You’re Growing. Do More.


There is an assumption that as your church grows, to keep growing you have to add more things. Do more.

Once you pass 200, add more programs so you can grow.

Recently someone told me, “Revolution needs to do more because _____ Church does _____ and they are bigger than you.”

It is an easy trap to fall into.

Starbucks tried it.

They sold coffee. Got big. Started doing breakfast sandwiches, which kind of worked but then the Howard Schultz took back over because Starbucks forgot who it was. Now they sell wine and food at some stores. The jury on that is still out.

I had another pastor tell me that when Revolution gets bigger I’ll have to rethink our position on not having a men’s and women’s ministry.


Because when you grow, you have to do more.

So the thinking goes.

The problem with doing more is that it simply becomes more.

I lead a simple church. Which means, we don’t do a lot. It isn’t because we can’t, but because we choose not to.

Singles ministry, senior adult ministries, women’s ministries, classes, concerts, coffee shops, book clubs, knitting ministries, camping ministries, ministries to people who want more ministries. We just don’t.

For a few reasons:

1. It creates clarity. I believe one of the reasons people don’t get plugged into a church is because they aren’t sure which step to take. Is this class, that ministry, that program the next step? What if I take the wrong step? When people are paralyzed, they give up. When barriers are in place and things are unclear, they don’t take a step.

2. If people are at church, they aren’t on mission. Missional happens in daily life. It can and does happen at church, but we display God’s love to the world around when we’re in the world around us. If we are always in a class, at a church program, we aren’t rubbing shoulders with people who don’t know Jesus. Instead of starting a church softball league, join a softball league with a bunch of people who drink and swear and live the gospel in front of them.

3. Busyness is rarely positive. Laziness is not healthy or a good thing, but Americans have this idea that the busier I am, the more successful I’m being ore the more right I’m doing. We feel guilty if our calendar isn’t packed but when it is, we wish we were doing less. Church is the same way.
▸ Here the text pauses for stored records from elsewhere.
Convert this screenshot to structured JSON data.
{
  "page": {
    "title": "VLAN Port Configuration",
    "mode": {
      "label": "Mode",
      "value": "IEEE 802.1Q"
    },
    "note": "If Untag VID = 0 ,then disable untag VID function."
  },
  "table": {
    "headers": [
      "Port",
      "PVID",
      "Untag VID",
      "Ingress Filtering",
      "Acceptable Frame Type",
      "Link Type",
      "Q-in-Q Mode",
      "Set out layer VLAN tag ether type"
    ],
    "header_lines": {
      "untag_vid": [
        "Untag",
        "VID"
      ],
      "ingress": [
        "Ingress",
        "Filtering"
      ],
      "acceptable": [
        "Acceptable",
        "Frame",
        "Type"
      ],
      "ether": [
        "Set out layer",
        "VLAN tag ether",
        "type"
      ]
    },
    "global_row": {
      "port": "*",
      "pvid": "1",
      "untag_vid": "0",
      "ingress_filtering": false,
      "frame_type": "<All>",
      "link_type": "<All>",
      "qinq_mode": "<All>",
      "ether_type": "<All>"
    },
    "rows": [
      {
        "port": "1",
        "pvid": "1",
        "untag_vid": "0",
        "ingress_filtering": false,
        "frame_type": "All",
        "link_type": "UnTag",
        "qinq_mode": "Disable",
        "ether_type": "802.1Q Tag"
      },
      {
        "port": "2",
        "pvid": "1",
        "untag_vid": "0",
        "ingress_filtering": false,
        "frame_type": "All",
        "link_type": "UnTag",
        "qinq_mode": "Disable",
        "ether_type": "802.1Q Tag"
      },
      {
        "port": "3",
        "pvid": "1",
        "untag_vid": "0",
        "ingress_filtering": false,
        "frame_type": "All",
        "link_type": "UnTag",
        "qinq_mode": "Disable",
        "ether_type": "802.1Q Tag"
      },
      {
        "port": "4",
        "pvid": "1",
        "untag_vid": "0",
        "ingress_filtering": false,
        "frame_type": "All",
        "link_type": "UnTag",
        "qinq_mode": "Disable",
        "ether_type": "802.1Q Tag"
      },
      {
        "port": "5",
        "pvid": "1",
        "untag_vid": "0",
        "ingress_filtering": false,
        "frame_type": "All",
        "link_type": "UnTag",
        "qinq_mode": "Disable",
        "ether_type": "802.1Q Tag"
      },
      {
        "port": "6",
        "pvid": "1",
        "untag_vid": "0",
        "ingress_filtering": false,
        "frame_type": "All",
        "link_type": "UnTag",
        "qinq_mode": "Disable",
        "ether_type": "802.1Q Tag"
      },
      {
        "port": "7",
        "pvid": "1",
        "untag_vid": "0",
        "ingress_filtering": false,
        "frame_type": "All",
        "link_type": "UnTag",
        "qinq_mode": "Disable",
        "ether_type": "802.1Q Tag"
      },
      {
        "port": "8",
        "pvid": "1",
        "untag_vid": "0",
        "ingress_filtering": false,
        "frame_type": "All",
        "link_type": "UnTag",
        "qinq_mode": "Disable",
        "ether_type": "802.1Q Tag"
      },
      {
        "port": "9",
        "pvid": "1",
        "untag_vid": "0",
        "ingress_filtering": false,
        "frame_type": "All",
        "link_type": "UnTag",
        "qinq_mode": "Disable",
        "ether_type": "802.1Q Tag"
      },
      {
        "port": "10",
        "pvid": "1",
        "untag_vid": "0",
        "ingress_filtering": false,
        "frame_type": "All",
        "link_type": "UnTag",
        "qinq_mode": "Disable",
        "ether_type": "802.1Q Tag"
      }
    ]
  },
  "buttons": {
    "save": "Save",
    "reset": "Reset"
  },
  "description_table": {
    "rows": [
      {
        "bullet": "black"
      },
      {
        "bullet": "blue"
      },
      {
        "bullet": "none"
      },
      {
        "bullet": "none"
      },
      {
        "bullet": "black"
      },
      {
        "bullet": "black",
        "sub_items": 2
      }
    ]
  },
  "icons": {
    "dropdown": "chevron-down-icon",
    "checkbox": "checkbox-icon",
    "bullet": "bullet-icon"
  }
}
Just because your church calendar is full does not mean you are moving the ball down the field, you might just be spinning your wheels and not accomplishing a lot.

4. The things you do communicate what matters. Everything your church does, no matter how small or big, no matter how much or how little communicates what matters most. If you do a lot, have 118 ministries for a church of 200 people (I knew of a church with this), you communicate what matters. Everything says to everyone, “This matters, this is our mission.” As a leader, you then need to be careful what you choose.